There's nothing more refreshing than a sanctuary, even if what one practices there is violence of some kind. A simple gym becomes a dojo, a bujinkan, when there is a spiritual element to the teachings, when the students are encouraged to be MORE of themselves and subsequently become warriors (not fighters). I empathize with your aversion to all the bullshit that encompasses a typical school or gym. But have faith in yourself and the students your teachings attract.

I agree that most of what you teach is kinda "no shit" stuff that easily fits into a single day (albeit the WHOLE day), and the rest is left to us. Bear in-mind, however, the notion that your path has brought you to people that do not have your vision -- your perspective. Even after reading your pivotal book, I can attest to the power of one of your seminars. I find open all around me doors that were once closed.
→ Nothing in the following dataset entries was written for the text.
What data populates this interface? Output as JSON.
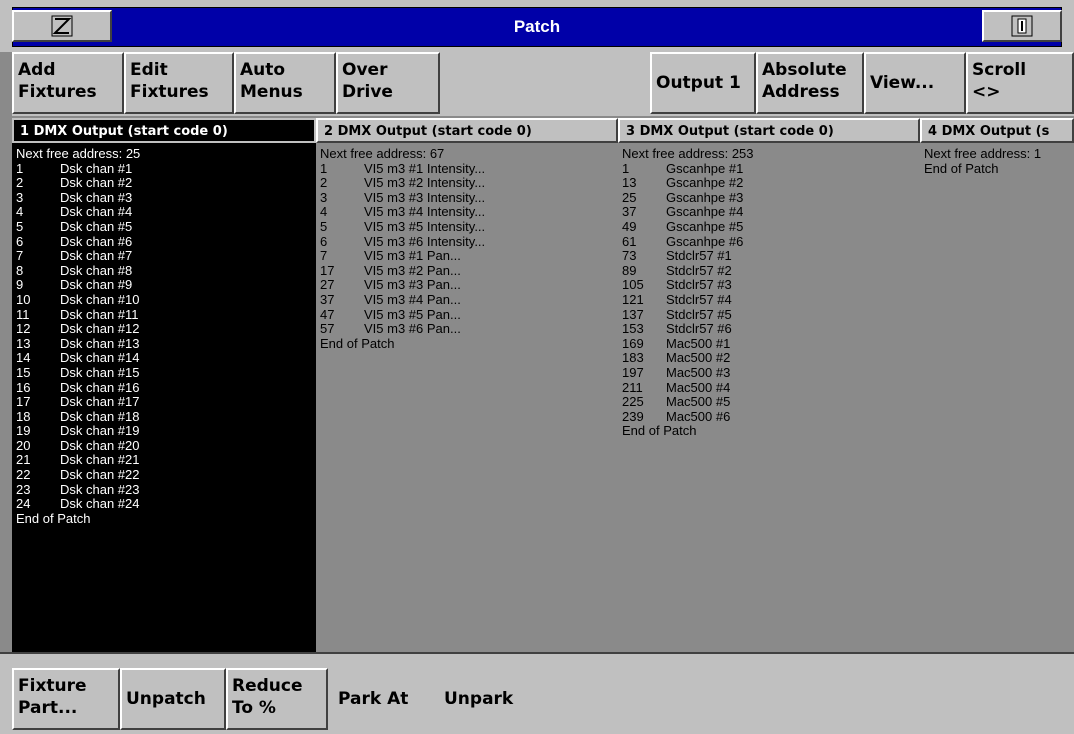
{
  "window": {
    "title": "Patch"
  },
  "toolbar": {
    "add_fixtures": "Add\nFixtures",
    "edit_fixtures": "Edit\nFixtures",
    "auto_menus": "Auto\nMenus",
    "over_drive": "Over\nDrive",
    "output": "Output 1",
    "absolute_address": "Absolute\nAddress",
    "view": "View...",
    "scroll": "Scroll\n<>"
  },
  "columns": [
    {
      "header": "1 DMX Output (start code 0)",
      "next_free": "Next free address: 25",
      "end": "End of Patch",
      "rows": [
        [
          "1",
          "Dsk chan #1"
        ],
        [
          "2",
          "Dsk chan #2"
        ],
        [
          "3",
          "Dsk chan #3"
        ],
        [
          "4",
          "Dsk chan #4"
        ],
        [
          "5",
          "Dsk chan #5"
        ],
        [
          "6",
          "Dsk chan #6"
        ],
        [
          "7",
          "Dsk chan #7"
        ],
        [
          "8",
          "Dsk chan #8"
        ],
        [
          "9",
          "Dsk chan #9"
        ],
        [
          "10",
          "Dsk chan #10"
        ],
        [
          "11",
          "Dsk chan #11"
        ],
        [
          "12",
          "Dsk chan #12"
        ],
        [
          "13",
          "Dsk chan #13"
        ],
        [
          "14",
          "Dsk chan #14"
        ],
        [
          "15",
          "Dsk chan #15"
        ],
        [
          "16",
          "Dsk chan #16"
        ],
        [
          "17",
          "Dsk chan #17"
        ],
        [
          "18",
          "Dsk chan #18"
        ],
        [
          "19",
          "Dsk chan #19"
        ],
        [
          "20",
          "Dsk chan #20"
        ],
        [
          "21",
          "Dsk chan #21"
        ],
        [
          "22",
          "Dsk chan #22"
        ],
        [
          "23",
          "Dsk chan #23"
        ],
        [
          "24",
          "Dsk chan #24"
        ]
      ]
    },
    {
      "header": "2 DMX Output (start code 0)",
      "next_free": "Next free address: 67",
      "end": "End of Patch",
      "rows": [
        [
          "1",
          "VI5 m3 #1 Intensity..."
        ],
        [
          "2",
          "VI5 m3 #2 Intensity..."
        ],
        [
          "3",
          "VI5 m3 #3 Intensity..."
        ],
        [
          "4",
          "VI5 m3 #4 Intensity..."
        ],
        [
          "5",
          "VI5 m3 #5 Intensity..."
        ],
        [
          "6",
          "VI5 m3 #6 Intensity..."
        ],
        [
          "7",
          "VI5 m3 #1 Pan..."
        ],
        [
          "17",
          "VI5 m3 #2 Pan..."
        ],
        [
          "27",
          "VI5 m3 #3 Pan..."
        ],
        [
          "37",
          "VI5 m3 #4 Pan..."
        ],
        [
          "47",
          "VI5 m3 #5 Pan..."
        ],
        [
          "57",
          "VI5 m3 #6 Pan..."
        ]
      ]
    },
    {
      "header": "3 DMX Output (start code 0)",
      "next_free": "Next free address: 253",
      "end": "End of Patch",
      "rows": [
        [
          "1",
          "Gscanhpe #1"
        ],
        [
          "13",
          "Gscanhpe #2"
        ],
        [
          "25",
          "Gscanhpe #3"
        ],
        [
          "37",
          "Gscanhpe #4"
        ],
        [
          "49",
          "Gscanhpe #5"
        ],
        [
          "61",
          "Gscanhpe #6"
        ],
        [
          "73",
          "Stdclr57 #1"
        ],
        [
          "89",
          "Stdclr57 #2"
        ],
        [
          "105",
          "Stdclr57 #3"
        ],
        [
          "121",
          "Stdclr57 #4"
        ],
        [
          "137",
          "Stdclr57 #5"
        ],
        [
          "153",
          "Stdclr57 #6"
        ],
        [
          "169",
          "Mac500 #1"
        ],
        [
          "183",
          "Mac500 #2"
        ],
        [
          "197",
          "Mac500 #3"
        ],
        [
          "211",
          "Mac500 #4"
        ],
        [
          "225",
          "Mac500 #5"
        ],
        [
          "239",
          "Mac500 #6"
        ]
      ]
    },
    {
      "header": "4 DMX Output (s",
      "next_free": "Next free address: 1",
      "end": "End of Patch",
      "rows": []
    }
  ],
  "bottom": {
    "fixture_part": "Fixture\nPart...",
    "unpatch": "Unpatch",
    "reduce_to": "Reduce\nTo %",
    "park_at": "Park At",
    "unpark": "Unpark"
  },
  "icons": {
    "left": "minimize-z-icon",
    "right": "scroll-bar-icon"
  }
}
Amazing, isn't it, that all it took was one person to show me it could be done? That's where the credit is shared -- when a group becomes a team.

Understand this, Rory: No matter where you go or who you teach, you transform -- the place, the students. You are Shidoshi -- YOU are the sanctuary.

Lion prints, my friend. And you leave your mark wherever you go.

Rory said...

Hmmm. Had an insight and then Tiff's comment completely inflated my ego.

I don't think, in martial arts that there is usually a distinction between learning and practicing. That makes for a lot of disconnect on the time. I still, after 29 years, practice rolling my wrists and doing four-way wrist parries... but i've had doors open and learned huge epiphanies with the right word at the right time.

Second thing is that sometimes it seems that MA are taught in a vacuum. You learn a move like you have never walked before. Just as there are only so many things you can do to someone's body, there are also only so many things you can do with your own, If you keep it simple, there shouldn't be any motions in MA that are new to anybody. Muscles only contract and relax after all, and all motion derives from that.

Third, I primarily teach things that you already know. You may not recognize a predator dynamic, but you have seen them all your life. You might not have thought that you can talk down a challenge but can't talk down a predator until you put it in context... you can and have calmed dogs and some people, but not a cougar or a shark... and a dog hunting doesn't act like a dog posturing.

It's all stuff you already know, it just needs context.

Lastly, there is a part of your brain that turns off when you are under the guidance of a teacher. I've seen it too many times and no that I'm not an exception. When the big goal of teaching is to give power and foster independence, the act of teaching itself eventually gets in the way.

Some of this has work-arounds. Still thinking.

jks9199 said...

There does come a time when the student must stop looking outside for answers, whether the lessons are in martial arts, or something else. That doesn't mean that outside input isn't useful, or that teachers can't still add to the learning -- but the search and understanding must come from within, rather than outside.

In the early stages of training, everything comes from outside. The teacher shows the movement, and the application, and the student copies it.

In the middle stages of training, the student begins to find different applications and, when shown one technique, can see many more. But the student still looks to the teacher for validation and direction.

In the later stages of training, the student finds the answers for themselves, and doesn't need that validation or direction. The student has taken the responsibility for their own learning. Advice and input from teachers is accepted and useful... but it's not demanded or relied upon.